As an example he said the government should look at National Insurance, since a lot of work goes into making sure employers and employees do not have to make contributions.

Frank Haskew, head of tax faculty at the Institute of Chartered Accountants in England & Wales, pointed to the differences between tax rules and employment law as an example of the need for reform.

For example, he said tax policy fits people into the categories of employed and self-employed while employment law distinguishes between work and employment.

Andrew Courts, a member of the global forum for taxation at the Association of Chartered Certified Accountants, said: "We need to have a much bigger discussion on the taxation of workers full stop.

"That may even be the removal of National Insurance because that is an area where people are trying to avoid tax."

The panel also expressed scepticism about the Budget's changes to the enterprise investment scheme.

The maximum annual limit was £1m, but this was doubled at last month's Budget for investments in companies the chancellor feels are in sectors that are particularly innovative, in a bid to make the scheme unattractive for those seeking low-risk capital preservation.

But Mr Haskew said the changes introduced a "significant element of uncertainty," which could put off investors.

He said: "Some investment will no longer go into these schemes because of the uncertainty to identify whether you have got a business where the capital is at risk."

Mr McCann pointed to the fact that EIS is already an investment which offers little certainty, which made the need to certainty on its tax treatment more important.

He said: "If you reduce the amount of certainty an investor has going in we will damage the effect of this arrangement.

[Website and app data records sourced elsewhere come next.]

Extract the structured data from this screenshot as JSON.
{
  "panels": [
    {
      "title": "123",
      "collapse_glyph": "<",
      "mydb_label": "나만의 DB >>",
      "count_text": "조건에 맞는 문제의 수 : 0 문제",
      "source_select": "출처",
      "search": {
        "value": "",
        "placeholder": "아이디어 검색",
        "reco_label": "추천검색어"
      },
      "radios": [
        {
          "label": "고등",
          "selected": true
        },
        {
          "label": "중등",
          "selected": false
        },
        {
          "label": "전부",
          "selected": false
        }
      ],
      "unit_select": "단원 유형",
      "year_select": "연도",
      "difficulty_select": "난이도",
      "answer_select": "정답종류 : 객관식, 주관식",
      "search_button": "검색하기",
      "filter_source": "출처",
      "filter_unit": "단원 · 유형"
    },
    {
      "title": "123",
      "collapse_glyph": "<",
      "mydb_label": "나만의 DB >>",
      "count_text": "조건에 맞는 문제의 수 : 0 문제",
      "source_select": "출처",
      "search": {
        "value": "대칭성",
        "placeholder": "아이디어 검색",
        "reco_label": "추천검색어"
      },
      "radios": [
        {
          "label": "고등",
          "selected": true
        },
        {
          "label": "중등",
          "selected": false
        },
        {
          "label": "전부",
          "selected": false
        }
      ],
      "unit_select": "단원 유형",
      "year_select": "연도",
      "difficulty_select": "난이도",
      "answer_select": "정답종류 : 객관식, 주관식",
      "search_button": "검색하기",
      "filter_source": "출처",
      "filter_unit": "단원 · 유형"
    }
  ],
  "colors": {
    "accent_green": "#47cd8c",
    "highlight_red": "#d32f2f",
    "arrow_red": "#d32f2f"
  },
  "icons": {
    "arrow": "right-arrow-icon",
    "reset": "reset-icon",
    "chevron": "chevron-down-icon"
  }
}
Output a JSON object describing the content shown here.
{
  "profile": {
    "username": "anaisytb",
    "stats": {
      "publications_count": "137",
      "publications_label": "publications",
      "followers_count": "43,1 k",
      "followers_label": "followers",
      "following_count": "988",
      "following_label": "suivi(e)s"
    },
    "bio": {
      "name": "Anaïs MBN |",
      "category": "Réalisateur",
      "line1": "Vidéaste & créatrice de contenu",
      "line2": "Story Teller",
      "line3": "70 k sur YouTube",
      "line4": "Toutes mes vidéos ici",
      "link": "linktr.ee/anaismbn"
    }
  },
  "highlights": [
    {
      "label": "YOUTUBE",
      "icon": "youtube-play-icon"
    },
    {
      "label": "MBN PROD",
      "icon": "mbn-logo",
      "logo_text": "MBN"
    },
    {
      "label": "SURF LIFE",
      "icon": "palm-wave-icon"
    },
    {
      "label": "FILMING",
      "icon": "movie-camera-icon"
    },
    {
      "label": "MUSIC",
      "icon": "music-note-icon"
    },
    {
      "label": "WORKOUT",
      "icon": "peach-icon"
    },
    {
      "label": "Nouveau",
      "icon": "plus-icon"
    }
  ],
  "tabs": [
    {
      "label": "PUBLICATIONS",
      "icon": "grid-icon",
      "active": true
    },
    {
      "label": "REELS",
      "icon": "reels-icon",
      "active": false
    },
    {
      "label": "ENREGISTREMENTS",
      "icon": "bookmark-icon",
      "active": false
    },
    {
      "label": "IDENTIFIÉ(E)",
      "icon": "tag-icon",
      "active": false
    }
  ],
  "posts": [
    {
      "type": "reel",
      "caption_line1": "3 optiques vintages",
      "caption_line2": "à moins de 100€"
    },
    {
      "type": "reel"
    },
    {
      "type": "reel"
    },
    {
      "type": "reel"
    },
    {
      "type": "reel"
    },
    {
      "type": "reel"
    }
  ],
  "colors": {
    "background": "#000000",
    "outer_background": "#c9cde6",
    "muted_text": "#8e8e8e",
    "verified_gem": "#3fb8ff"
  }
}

I agree with that.

"If we have a situation where we cannot get absolute certainty that the tax treatment is as they expect it to be, because plainly they are investing in something which is uncertain at the outset, then I think ultimately that must damage the scheme."

damian.fantato@ft.com